> Problem to work on
Copy all data exactly. Skip pictures.

> Data records
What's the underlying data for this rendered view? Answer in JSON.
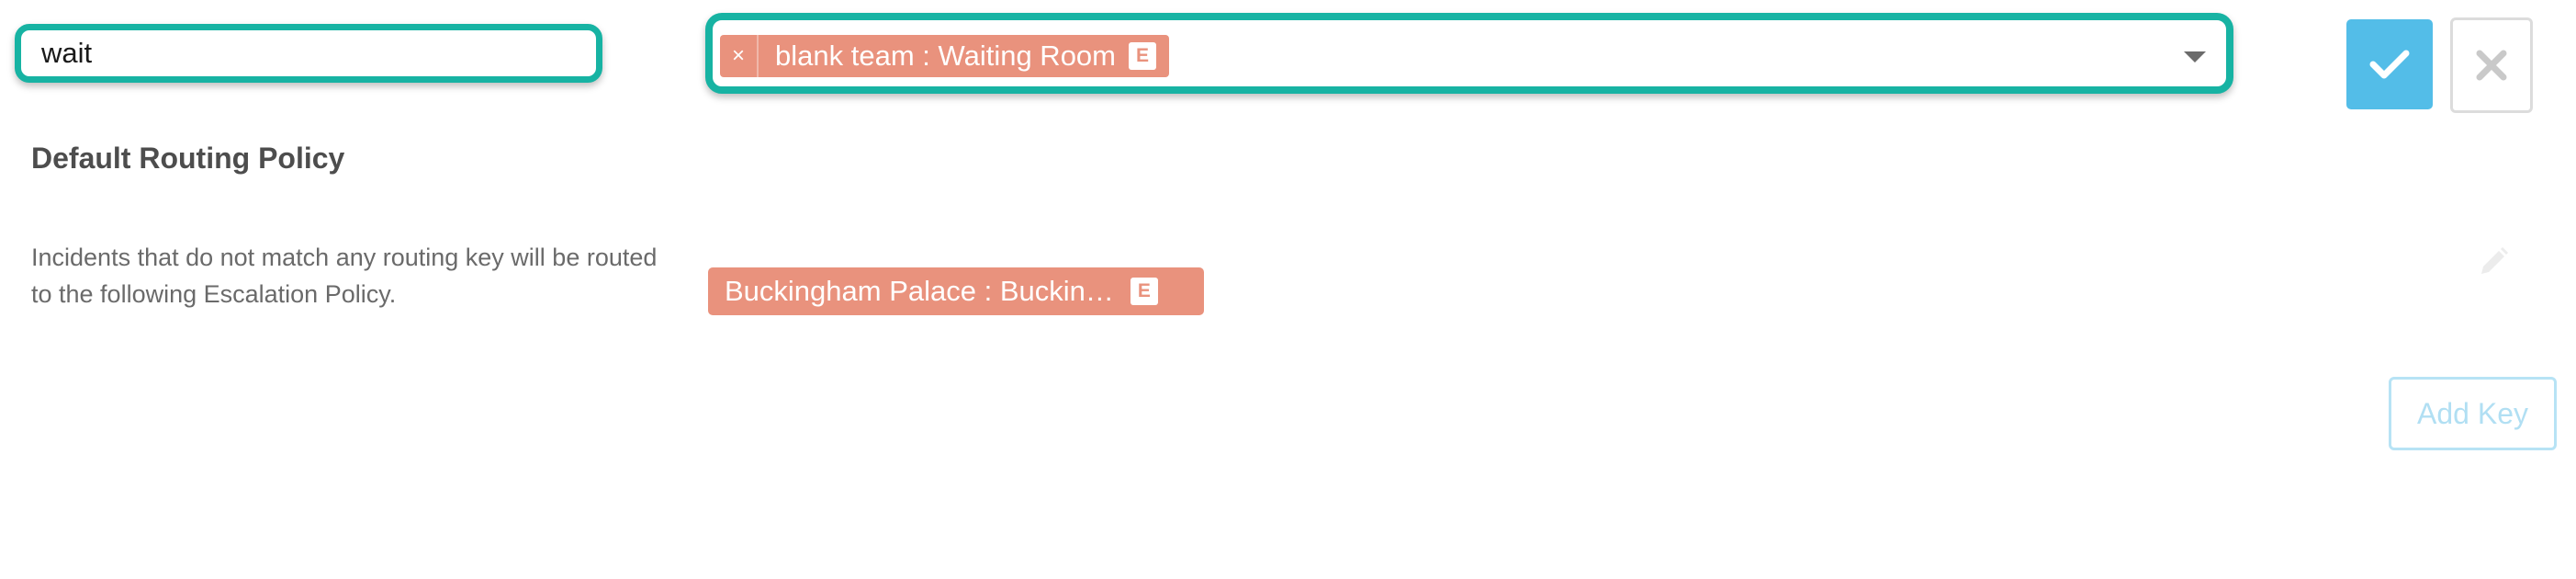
{
  "edit_row": {
    "routing_key_value": "wait",
    "selected_policy": {
      "remove_symbol": "×",
      "label": "blank team : Waiting Room",
      "badge": "E"
    }
  },
  "default_policy": {
    "title": "Default Routing Policy",
    "description": "Incidents that do not match any routing key will be routed to the following Escalation Policy.",
    "policy_label": "Buckingham Palace : Buckin…",
    "policy_badge": "E"
  },
  "actions": {
    "add_key_label": "Add Key"
  },
  "icons": {
    "confirm": "checkmark-icon",
    "cancel": "close-icon",
    "dropdown": "chevron-down-icon",
    "edit": "pencil-icon"
  },
  "colors": {
    "accent_teal": "#17b3a3",
    "tag_salmon": "#e9927d",
    "confirm_blue": "#53bde8",
    "add_key_border": "#b7e3f5",
    "title_text": "#4d4d4d",
    "desc_text": "#6a6a6a"
  }
}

> Result for this exercise
What's the underlying data for this rendered view? Answer in JSON.
{
  "edit_row": {
    "routing_key_value": "wait",
    "selected_policy": {
      "remove_symbol": "×",
      "label": "blank team : Waiting Room",
      "badge": "E"
    }
  },
  "default_policy": {
    "title": "Default Routing Policy",
    "description": "Incidents that do not match any routing key will be routed to the following Escalation Policy.",
    "policy_label": "Buckingham Palace : Buckin…",
    "policy_badge": "E"
  },
  "actions": {
    "add_key_label": "Add Key"
  },
  "icons": {
    "confirm": "checkmark-icon",
    "cancel": "close-icon",
    "dropdown": "chevron-down-icon",
    "edit": "pencil-icon"
  },
  "colors": {
    "accent_teal": "#17b3a3",
    "tag_salmon": "#e9927d",
    "confirm_blue": "#53bde8",
    "add_key_border": "#b7e3f5",
    "title_text": "#4d4d4d",
    "desc_text": "#6a6a6a"
  }
}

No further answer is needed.